I hail from Babylon, where I sought earth’s master sages, granaries of the Wisdom of the ages. I have studied medicine under brilliant physicians, poured water on the hands of peerless diagnosticians, drunk their words down passionately, not circumspectly; and not from books, but from their lips directly. I have swum deeply in their inner sea: the pillars of their wisdom stand revealed to me. 
With a brief, introductory bow to God’s healing powers, the physician with godly allusions offers to dispel all forms of bodily suffering:
I, with His help who formed Earth and Sky, can bind up your pain and give you ease again, staunch your every wound and set your strings well tuned. All who ache or ail, be hale! Mine the unguent and salve for every loathsome lesion you might have. Let the snake-bite man take what I give: and it shall be that everyone bitten shall look on me and live. You who hunger for health, come dine: mine is a powder ground exquisite fine to open eyes shut tight, giving the blind full slight. I have a potion that sets the barren teeming and the frigid steaming. For each raw wound recalcitrant to medication I am come from the city with Salvation. With God’s help I shall put your deafness behind, heal the blind, set the lame skipping like lambs, and butting about like rams. Each and every hurt that casts man down to dirt, yes, your very least distress I shall send loping off to the wilderness. 
A crowd of sick and suffering persons came, “like manna in the wilderness,” to the physician. Their pain made for his gain:
a motley hubbub up from the farms, dotards and babes-in-arms, a swain groaning his pain, a dame moaning her name, all pouring forth their grief; and he, clucking sympathy, hurrying his relief in bottles and jars, and garnering their dinars, his humour none the worse for having filled his purse through his sham and baldfaced scam. 
The narrator is contemptuous of both the charlatan-physician and his victims. Invective and satire against physicians is continuous from Roman literature and literature in the early Islamic world to medieval European literature.
The narrator, who participates in Tahkemoni, berates the physician for his chicanery. The physician “curled his lips as to curse,” but instead responded in verse:
Because you are my honest friend
your every word I take as manna;
But I must wander far and wide
till I be blest with coin’s Hosanna.
Flint-hearted Time rears wavelike up
and strikes me cruel, early and late:
Lodge no complaint at my door, good friend;
lodge your complaint against harsh Fate. 

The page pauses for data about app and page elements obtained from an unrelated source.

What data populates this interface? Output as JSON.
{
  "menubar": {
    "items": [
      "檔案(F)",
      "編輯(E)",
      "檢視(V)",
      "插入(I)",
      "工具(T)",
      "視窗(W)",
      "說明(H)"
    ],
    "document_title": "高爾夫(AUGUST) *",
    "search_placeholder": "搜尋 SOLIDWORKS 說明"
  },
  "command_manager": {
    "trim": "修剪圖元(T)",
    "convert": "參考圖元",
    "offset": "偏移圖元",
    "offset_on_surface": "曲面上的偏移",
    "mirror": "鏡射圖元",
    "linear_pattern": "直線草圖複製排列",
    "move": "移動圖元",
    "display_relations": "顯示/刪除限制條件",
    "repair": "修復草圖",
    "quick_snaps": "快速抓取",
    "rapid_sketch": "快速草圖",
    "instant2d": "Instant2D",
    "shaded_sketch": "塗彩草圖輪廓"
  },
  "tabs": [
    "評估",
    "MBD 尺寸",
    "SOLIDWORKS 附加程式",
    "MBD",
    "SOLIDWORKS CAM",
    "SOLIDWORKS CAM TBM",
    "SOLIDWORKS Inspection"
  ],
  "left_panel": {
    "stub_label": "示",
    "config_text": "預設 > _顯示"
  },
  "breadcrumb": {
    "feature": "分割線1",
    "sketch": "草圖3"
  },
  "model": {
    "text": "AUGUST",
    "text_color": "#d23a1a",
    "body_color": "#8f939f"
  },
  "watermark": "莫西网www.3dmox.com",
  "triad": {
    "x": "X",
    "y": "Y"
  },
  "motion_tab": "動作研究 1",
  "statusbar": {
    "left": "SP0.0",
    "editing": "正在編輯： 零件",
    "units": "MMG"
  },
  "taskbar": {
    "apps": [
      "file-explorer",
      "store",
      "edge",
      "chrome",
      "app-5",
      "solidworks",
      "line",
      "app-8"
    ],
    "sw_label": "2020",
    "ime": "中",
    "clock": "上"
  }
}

The word “manna” recalls persons’ “hunger for health.” Their falling “like manna” on the physician enables him to fill his purse. The honest friend’s words offer no such benefit. A physician must acquire means to eat. That means being “blest with coin’s Hosanna.” The continuous struggle for survival is hard-hearted and cruel. The physician deflects opprobrium for his chicanery to economics and “harsh Fate.”
That’s not a convincing excuse if you wear fine robes and live in luxurious quarters.
* * * * *
- medieval anti-medical satire
- bird-shit medicine in the ancient Islamic world
- Sefer Hamusar on trying to buy food with poetry
 Judah al-Harizi, Tahkemoni, Gate 30, from Hebrew trans. Segal (2001) p. 246. Tahkemoni adapted into Hebrew the Arabic literary genre maqama. Rhyming prose interspersed with poetry is characteristics of maqama. The claim “not from books, but from their lips directly” relates to a more general controversy over the merits of learning orally from a teacher versus learning from books. In eleventh-century Egypt, the scholarly physician ibn Butlan criticized the scholarly physician ibn Ridwan for learning from books.
 Id. pp. 246-7. The text is replete with biblical figures and allusions to god’s healing acts and compassion. E.g. Isaiah 55:1-3. Many of these figures and allusions are also in the Gospels’ accounts of Jesus, the good physician. Al-Harizi’s charlatan physician promised powder for opening eyes shut tight. Such powder would reverse the failure of physicians in Tobit 1:10.
 Id. p. 248. On manna, see Exodus 16.
 In his commentary on Gate 30, Segal notes:
Alharizi was not alone in raising a laugh at the expense of physicians; earlier and later figures in Jewish literature, indeed in all European and Arabic medieval literature, made uncharitable remarks about doctors, especially as they claimed or pretended impossible expertise — clearly the case here.
Segal (2001) p. 562. The excellent Soul and Gone provides anti-medical satire in Hebrew poetry from Hillel ben Shmuel (first half of the 13th century – 1295?), Yaakov Frances (1615 – 1667), and Immanuel Frances (1618? – 1710?).
 Id. p. 249. At the end of the story, the narrator refers to the physician as “Truth’s doctor.” The physician earlier invited the people, “come forward, try me; test my Truth; and only then deny me!” Al-Harizi seems to be playing with a contrast between truths of economics and truths of medicine.
Segal, David Simha, trans. and ed. 2001. Judah al-Harizi. The book of Taḥkemoni: Jewish tales from medieval Spain. Portland, OR: Littman Library of Jewish Civilization.